Entries from a dataset of interfaces

▬▬▬▬▬▬▬▬▬▬

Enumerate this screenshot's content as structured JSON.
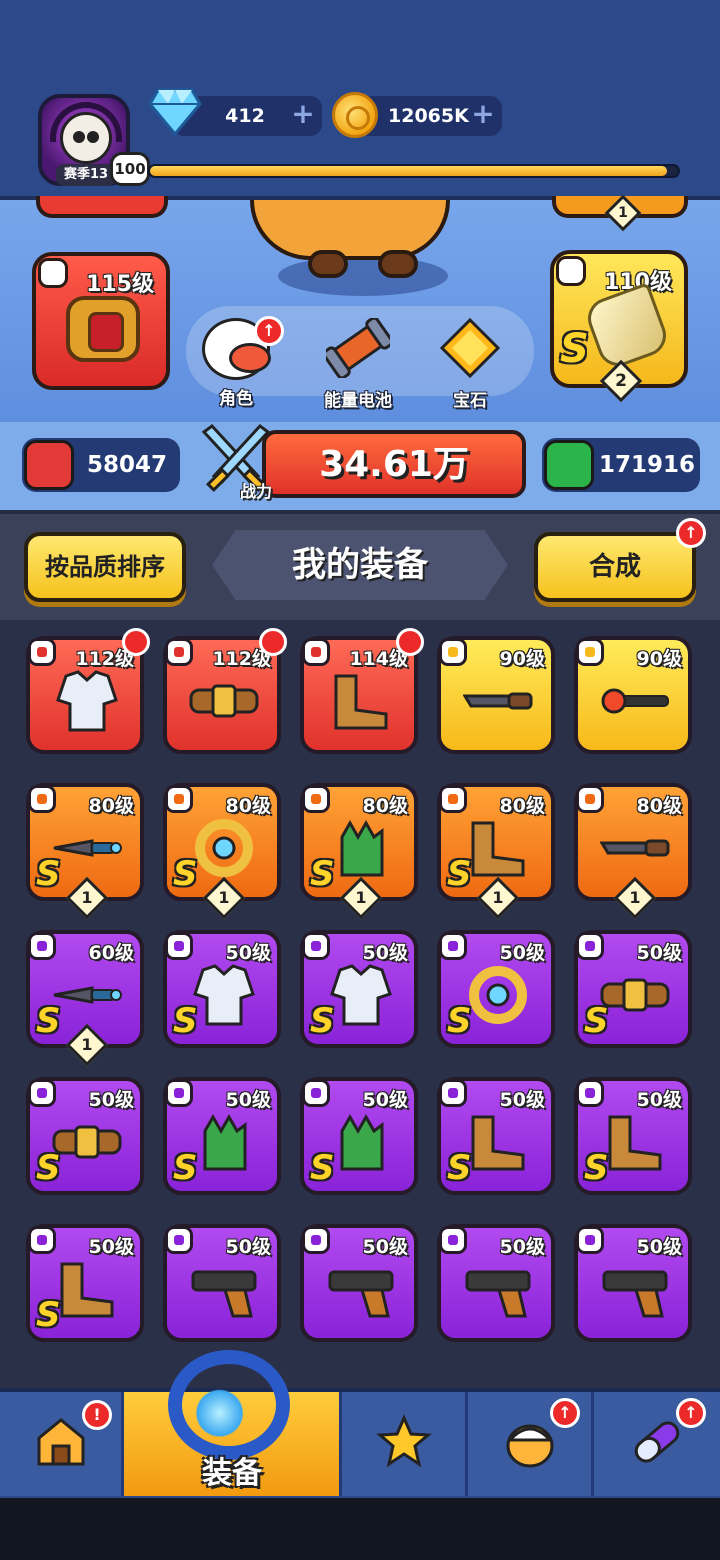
{
  "header": {
    "season_label": "赛季13",
    "player_level": "100",
    "xp_progress": 0.98,
    "gems": "412",
    "coins": "12065K",
    "plus_symbol": "+"
  },
  "hero": {
    "left_slot_level": "115级",
    "right_slot_level": "110级",
    "right_slot_grade": "S",
    "right_slot_stars": "2",
    "top_right_stars": "1",
    "buttons": [
      {
        "label": "角色",
        "has_alert": true
      },
      {
        "label": "能量电池",
        "has_alert": false
      },
      {
        "label": "宝石",
        "has_alert": false
      }
    ]
  },
  "stats": {
    "attack": "58047",
    "power": "34.61万",
    "power_label": "战力",
    "hp": "171916"
  },
  "panel": {
    "sort_button": "按品质排序",
    "title": "我的装备",
    "merge_button": "合成"
  },
  "equipment": [
    {
      "rarity": "red",
      "level": "112级",
      "item": "armor",
      "grade": "",
      "stars": "",
      "new": true
    },
    {
      "rarity": "red",
      "level": "112级",
      "item": "belt",
      "grade": "",
      "stars": "",
      "new": true
    },
    {
      "rarity": "red",
      "level": "114级",
      "item": "boots",
      "grade": "",
      "stars": "",
      "new": true
    },
    {
      "rarity": "yellow",
      "level": "90级",
      "item": "blade",
      "grade": "",
      "stars": "",
      "new": false
    },
    {
      "rarity": "yellow",
      "level": "90级",
      "item": "staff",
      "grade": "",
      "stars": "",
      "new": false
    },
    {
      "rarity": "orange",
      "level": "80级",
      "item": "sword",
      "grade": "S",
      "stars": "1",
      "new": false
    },
    {
      "rarity": "orange",
      "level": "80级",
      "item": "ring",
      "grade": "S",
      "stars": "1",
      "new": false
    },
    {
      "rarity": "orange",
      "level": "80级",
      "item": "gloves",
      "grade": "S",
      "stars": "1",
      "new": false
    },
    {
      "rarity": "orange",
      "level": "80级",
      "item": "boots",
      "grade": "S",
      "stars": "1",
      "new": false
    },
    {
      "rarity": "orange",
      "level": "80级",
      "item": "blade",
      "grade": "",
      "stars": "1",
      "new": false
    },
    {
      "rarity": "purple",
      "level": "60级",
      "item": "sword",
      "grade": "S",
      "stars": "1",
      "new": false
    },
    {
      "rarity": "purple",
      "level": "50级",
      "item": "armor",
      "grade": "S",
      "stars": "",
      "new": false
    },
    {
      "rarity": "purple",
      "level": "50级",
      "item": "armor",
      "grade": "S",
      "stars": "",
      "new": false
    },
    {
      "rarity": "purple",
      "level": "50级",
      "item": "ring",
      "grade": "S",
      "stars": "",
      "new": false
    },
    {
      "rarity": "purple",
      "level": "50级",
      "item": "belt",
      "grade": "S",
      "stars": "",
      "new": false
    },
    {
      "rarity": "purple",
      "level": "50级",
      "item": "belt",
      "grade": "S",
      "stars": "",
      "new": false
    },
    {
      "rarity": "purple",
      "level": "50级",
      "item": "gloves",
      "grade": "S",
      "stars": "",
      "new": false
    },
    {
      "rarity": "purple",
      "level": "50级",
      "item": "gloves",
      "grade": "S",
      "stars": "",
      "new": false
    },
    {
      "rarity": "purple",
      "level": "50级",
      "item": "boots",
      "grade": "S",
      "stars": "",
      "new": false
    },
    {
      "rarity": "purple",
      "level": "50级",
      "item": "boots",
      "grade": "S",
      "stars": "",
      "new": false
    },
    {
      "rarity": "purple",
      "level": "50级",
      "item": "boots",
      "grade": "S",
      "stars": "",
      "new": false
    },
    {
      "rarity": "purple",
      "level": "50级",
      "item": "gun",
      "grade": "",
      "stars": "",
      "new": false
    },
    {
      "rarity": "purple",
      "level": "50级",
      "item": "gun",
      "grade": "",
      "stars": "",
      "new": false
    },
    {
      "rarity": "purple",
      "level": "50级",
      "item": "gun",
      "grade": "",
      "stars": "",
      "new": false
    },
    {
      "rarity": "purple",
      "level": "50级",
      "item": "gun",
      "grade": "",
      "stars": "",
      "new": false
    }
  ],
  "nav": {
    "tabs": [
      "shop",
      "equipment",
      "weapons",
      "character",
      "pill"
    ],
    "active_label": "装备"
  }
}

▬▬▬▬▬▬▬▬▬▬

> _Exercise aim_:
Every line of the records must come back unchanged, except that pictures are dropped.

> _Answer to this exercise_:
Enumerate this screenshot's content as structured JSON.
{
  "header": {
    "season_label": "赛季13",
    "player_level": "100",
    "xp_progress": 0.98,
    "gems": "412",
    "coins": "12065K",
    "plus_symbol": "+"
  },
  "hero": {
    "left_slot_level": "115级",
    "right_slot_level": "110级",
    "right_slot_grade": "S",
    "right_slot_stars": "2",
    "top_right_stars": "1",
    "buttons": [
      {
        "label": "角色",
        "has_alert": true
      },
      {
        "label": "能量电池",
        "has_alert": false
      },
      {
        "label": "宝石",
        "has_alert": false
      }
    ]
  },
  "stats": {
    "attack": "58047",
    "power": "34.61万",
    "power_label": "战力",
    "hp": "171916"
  },
  "panel": {
    "sort_button": "按品质排序",
    "title": "我的装备",
    "merge_button": "合成"
  },
  "equipment": [
    {
      "rarity": "red",
      "level": "112级",
      "item": "armor",
      "grade": "",
      "stars": "",
      "new": true
    },
    {
      "rarity": "red",
      "level": "112级",
      "item": "belt",
      "grade": "",
      "stars": "",
      "new": true
    },
    {
      "rarity": "red",
      "level": "114级",
      "item": "boots",
      "grade": "",
      "stars": "",
      "new": true
    },
    {
      "rarity": "yellow",
      "level": "90级",
      "item": "blade",
      "grade": "",
      "stars": "",
      "new": false
    },
    {
      "rarity": "yellow",
      "level": "90级",
      "item": "staff",
      "grade": "",
      "stars": "",
      "new": false
    },
    {
      "rarity": "orange",
      "level": "80级",
      "item": "sword",
      "grade": "S",
      "stars": "1",
      "new": false
    },
    {
      "rarity": "orange",
      "level": "80级",
      "item": "ring",
      "grade": "S",
      "stars": "1",
      "new": false
    },
    {
      "rarity": "orange",
      "level": "80级",
      "item": "gloves",
      "grade": "S",
      "stars": "1",
      "new": false
    },
    {
      "rarity": "orange",
      "level": "80级",
      "item": "boots",
      "grade": "S",
      "stars": "1",
      "new": false
    },
    {
      "rarity": "orange",
      "level": "80级",
      "item": "blade",
      "grade": "",
      "stars": "1",
      "new": false
    },
    {
      "rarity": "purple",
      "level": "60级",
      "item": "sword",
      "grade": "S",
      "stars": "1",
      "new": false
    },
    {
      "rarity": "purple",
      "level": "50级",
      "item": "armor",
      "grade": "S",
      "stars": "",
      "new": false
    },
    {
      "rarity": "purple",
      "level": "50级",
      "item": "armor",
      "grade": "S",
      "stars": "",
      "new": false
    },
    {
      "rarity": "purple",
      "level": "50级",
      "item": "ring",
      "grade": "S",
      "stars": "",
      "new": false
    },
    {
      "rarity": "purple",
      "level": "50级",
      "item": "belt",
      "grade": "S",
      "stars": "",
      "new": false
    },
    {
      "rarity": "purple",
      "level": "50级",
      "item": "belt",
      "grade": "S",
      "stars": "",
      "new": false
    },
    {
      "rarity": "purple",
      "level": "50级",
      "item": "gloves",
      "grade": "S",
      "stars": "",
      "new": false
    },
    {
      "rarity": "purple",
      "level": "50级",
      "item": "gloves",
      "grade": "S",
      "stars": "",
      "new": false
    },
    {
      "rarity": "purple",
      "level": "50级",
      "item": "boots",
      "grade": "S",
      "stars": "",
      "new": false
    },
    {
      "rarity": "purple",
      "level": "50级",
      "item": "boots",
      "grade": "S",
      "stars": "",
      "new": false
    },
    {
      "rarity": "purple",
      "level": "50级",
      "item": "boots",
      "grade": "S",
      "stars": "",
      "new": false
    },
    {
      "rarity": "purple",
      "level": "50级",
      "item": "gun",
      "grade": "",
      "stars": "",
      "new": false
    },
    {
      "rarity": "purple",
      "level": "50级",
      "item": "gun",
      "grade": "",
      "stars": "",
      "new": false
    },
    {
      "rarity": "purple",
      "level": "50级",
      "item": "gun",
      "grade": "",
      "stars": "",
      "new": false
    },
    {
      "rarity": "purple",
      "level": "50级",
      "item": "gun",
      "grade": "",
      "stars": "",
      "new": false
    }
  ],
  "nav": {
    "tabs": [
      "shop",
      "equipment",
      "weapons",
      "character",
      "pill"
    ],
    "active_label": "装备"
  }
}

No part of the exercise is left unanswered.